A formal notice was sent out from five different faculty councils, each representing five different colleges, stating that the committee drafting the policy did not have not equal representation.
The College of Health and Human Services, the College of Engineering, the College of Business, the College of the Arts and the College of Natural Sciences and Mathematics issued the notice.
“You’re starting off at a point which is swayed toward, or not really inclusive, of the complexity of colleges,” Matthews said.
Policies like this usually go through the General Education and Governing Committee. However, according to liberal arts senator and academic senate chair Norbert Schürer, GEGC was not involved in the creation of this policy due to time constraints.
The Academic Senate’s focus last year was on collecting information regarding policy change, where over 250 tenure-line faculty and 1,150 total faculty members responded to the survey.
The analysis of this survey was used as a basis for the initial ad hoc committee.
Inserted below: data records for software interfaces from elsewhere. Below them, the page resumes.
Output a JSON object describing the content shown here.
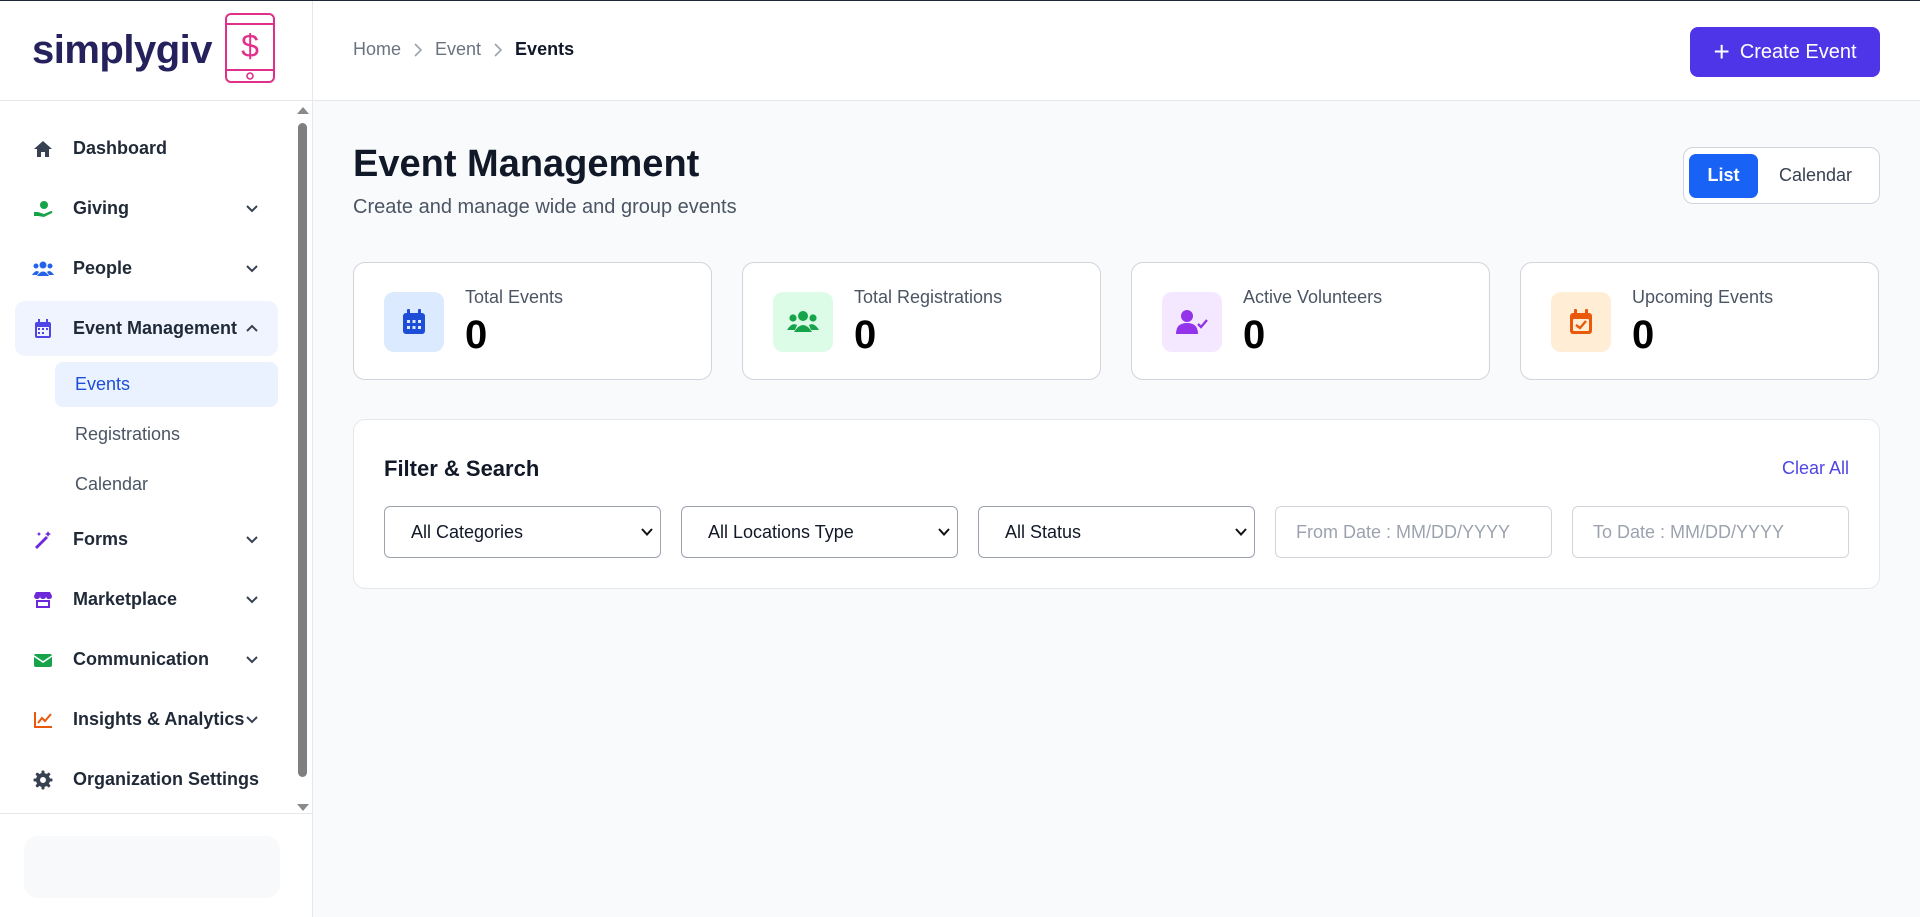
{
  "brand": {
    "name": "simplygiv",
    "color": "#25215c",
    "accent": "#e0318a"
  },
  "sidebar": {
    "items": [
      {
        "label": "Dashboard",
        "icon": "home-icon",
        "color": "#374151",
        "expandable": false
      },
      {
        "label": "Giving",
        "icon": "hand-heart-icon",
        "color": "#16a34a",
        "expandable": true
      },
      {
        "label": "People",
        "icon": "users-icon",
        "color": "#2563eb",
        "expandable": true
      },
      {
        "label": "Event Management",
        "icon": "calendar-icon",
        "color": "#4f46e5",
        "expandable": true,
        "expanded": true
      },
      {
        "label": "Forms",
        "icon": "magic-wand-icon",
        "color": "#6d28d9",
        "expandable": true
      },
      {
        "label": "Marketplace",
        "icon": "store-icon",
        "color": "#6d28d9",
        "expandable": true
      },
      {
        "label": "Communication",
        "icon": "envelope-icon",
        "color": "#16a34a",
        "expandable": true
      },
      {
        "label": "Insights & Analytics",
        "icon": "chart-line-icon",
        "color": "#ea580c",
        "expandable": true
      },
      {
        "label": "Organization Settings",
        "icon": "gear-icon",
        "color": "#374151",
        "expandable": false
      }
    ],
    "subitems": [
      {
        "label": "Events",
        "active": true
      },
      {
        "label": "Registrations",
        "active": false
      },
      {
        "label": "Calendar",
        "active": false
      }
    ]
  },
  "breadcrumb": {
    "home": "Home",
    "section": "Event",
    "current": "Events"
  },
  "header": {
    "create_label": "Create Event",
    "create_color": "#4f35e8"
  },
  "page": {
    "title": "Event Management",
    "subtitle": "Create and manage wide and group events"
  },
  "view_toggle": {
    "list": "List",
    "calendar": "Calendar",
    "selected": "List"
  },
  "stats": [
    {
      "label": "Total Events",
      "value": "0",
      "icon": "calendar-grid-icon",
      "bg": "#dbeafe",
      "fg": "#1d4ed8"
    },
    {
      "label": "Total Registrations",
      "value": "0",
      "icon": "users-group-icon",
      "bg": "#dcfce7",
      "fg": "#16a34a"
    },
    {
      "label": "Active Volunteers",
      "value": "0",
      "icon": "user-check-icon",
      "bg": "#f3e8ff",
      "fg": "#9333ea"
    },
    {
      "label": "Upcoming Events",
      "value": "0",
      "icon": "calendar-check-icon",
      "bg": "#ffedd5",
      "fg": "#ea580c"
    }
  ],
  "filters": {
    "title": "Filter & Search",
    "clear_label": "Clear All",
    "category": "All Categories",
    "location_type": "All Locations Type",
    "status": "All Status",
    "from_placeholder": "From Date : MM/DD/YYYY",
    "to_placeholder": "To Date : MM/DD/YYYY"
  }
}
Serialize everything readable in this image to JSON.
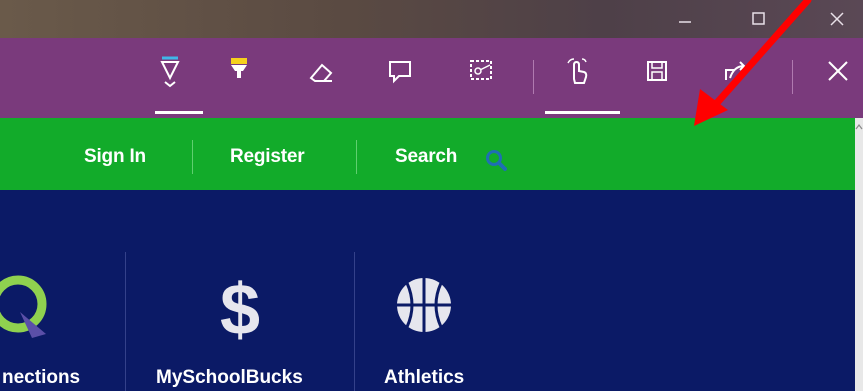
{
  "window": {
    "minimize_icon": "minimize-icon",
    "maximize_icon": "maximize-icon",
    "close_icon": "close-icon"
  },
  "toolbar": {
    "tools": [
      "ballpoint-pen-icon",
      "highlighter-icon",
      "eraser-icon",
      "add-note-icon",
      "clip-icon",
      "touch-writing-icon",
      "save-icon",
      "share-icon",
      "close-icon"
    ],
    "active_tool": "ballpoint-pen-icon",
    "pen_color": "#3fb6e8",
    "highlighter_color": "#f5d11c",
    "background": "#7a3a7c"
  },
  "nav": {
    "sign_in": "Sign In",
    "register": "Register",
    "search": "Search",
    "background": "#12ab2a"
  },
  "tiles": [
    {
      "label": "nections",
      "icon": "connections-icon"
    },
    {
      "label": "MySchoolBucks",
      "icon": "dollar-icon"
    },
    {
      "label": "Athletics",
      "icon": "basketball-icon"
    }
  ],
  "annotation": {
    "arrow_color": "#ff0000",
    "arrow_icon": "red-arrow-annotation"
  }
}
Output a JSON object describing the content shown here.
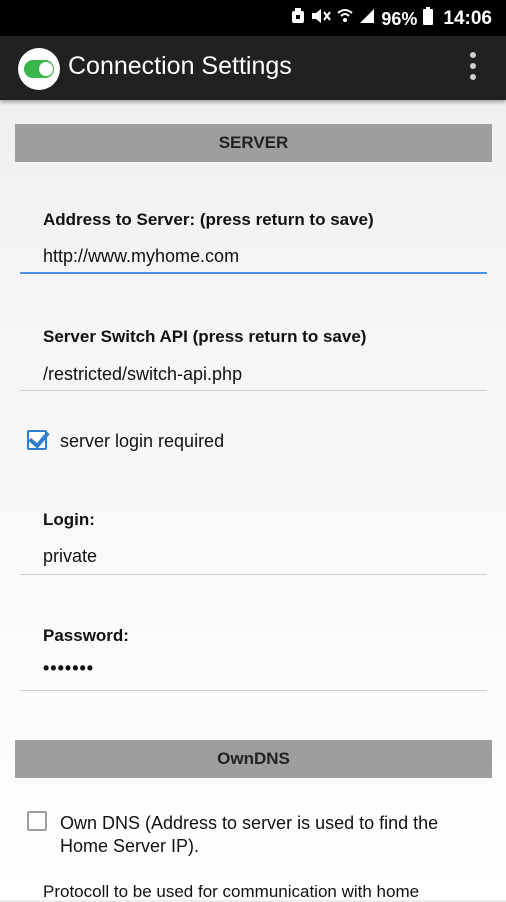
{
  "status_bar": {
    "battery_percent": "96%",
    "time": "14:06",
    "icons": [
      "alarm-icon",
      "mute-icon",
      "wifi-icon",
      "signal-icon",
      "battery-icon"
    ]
  },
  "app_bar": {
    "title": "Connection Settings",
    "logo_icon": "toggle-switch-icon",
    "menu_icon": "overflow-menu-icon"
  },
  "server_section": {
    "header": "SERVER",
    "address": {
      "label": "Address to Server: (press return to save)",
      "value": "http://www.myhome.com"
    },
    "switch_api": {
      "label": "Server Switch API (press return to save)",
      "value": "/restricted/switch-api.php"
    },
    "login_required": {
      "label": "server login required",
      "checked": true
    },
    "login": {
      "label": "Login:",
      "value": "private"
    },
    "password": {
      "label": "Password:",
      "value": "•••••••"
    }
  },
  "owndns_section": {
    "header": "OwnDNS",
    "own_dns": {
      "label_line1": "Own DNS (Address to server is used to find the",
      "label_line2": "Home Server IP).",
      "checked": false
    },
    "protocol_text": "Protocoll to be used for communication with home"
  },
  "colors": {
    "accent": "#2f7fd1",
    "toggle_green": "#39b54a",
    "app_bar": "#212121",
    "section_header": "#9e9e9e"
  }
}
Due to the time it took to gather this information, Schürer said it was too late for GEGC to be involved in the creation of the policy.
The initial ad hoc committee was comprised of incoming, outgoing and former chair members of GEPC, as well as the dean of graduate studies, the vice provost and the associate vice president for undergraduate studies.
“Yes, that turned out to have a sort of skewing in terms of colleges,” Schürer said. “But people were chosen for their expertise in GE and in writing policy.”
Initially, 15 minutes were allotted for the discussion of the committee, but that time was extended several times as debate continued on the senate floor.
“No matter what happens in the new group, the same robust discussions and modifications and amendments are going to happen in [the Academic Senate] once it comes back to the floor,” Alexandra “Misty” Jaffe, liberal arts senator, said. “I’m not sure that putting in that extra step will contribute a lot.”
The new committee has a deadline of Oct. 4, two weeks from its creation, to revise or recreate the proposed policy.
“It boils down to trust, because once this policy is finally voted on and put into place, we want to make sure that everyone at least had a seat at the table, not just through reporting to their representatives on CEPC and GEGC,” Ryan Fischer, senator from the College of Health and Human Services, said. “That everyone will say, ‘Okay, from a trust point of view, we don’t feel like anything was steamrolled through or pushed through too quickly. Everyone had a seat on the table.’”
The revisions will be proposed at the next Academic Senate meeting, which will take place on Thursday, Oct. 4 in the Towner Auditorium from 2 to 4 p.m.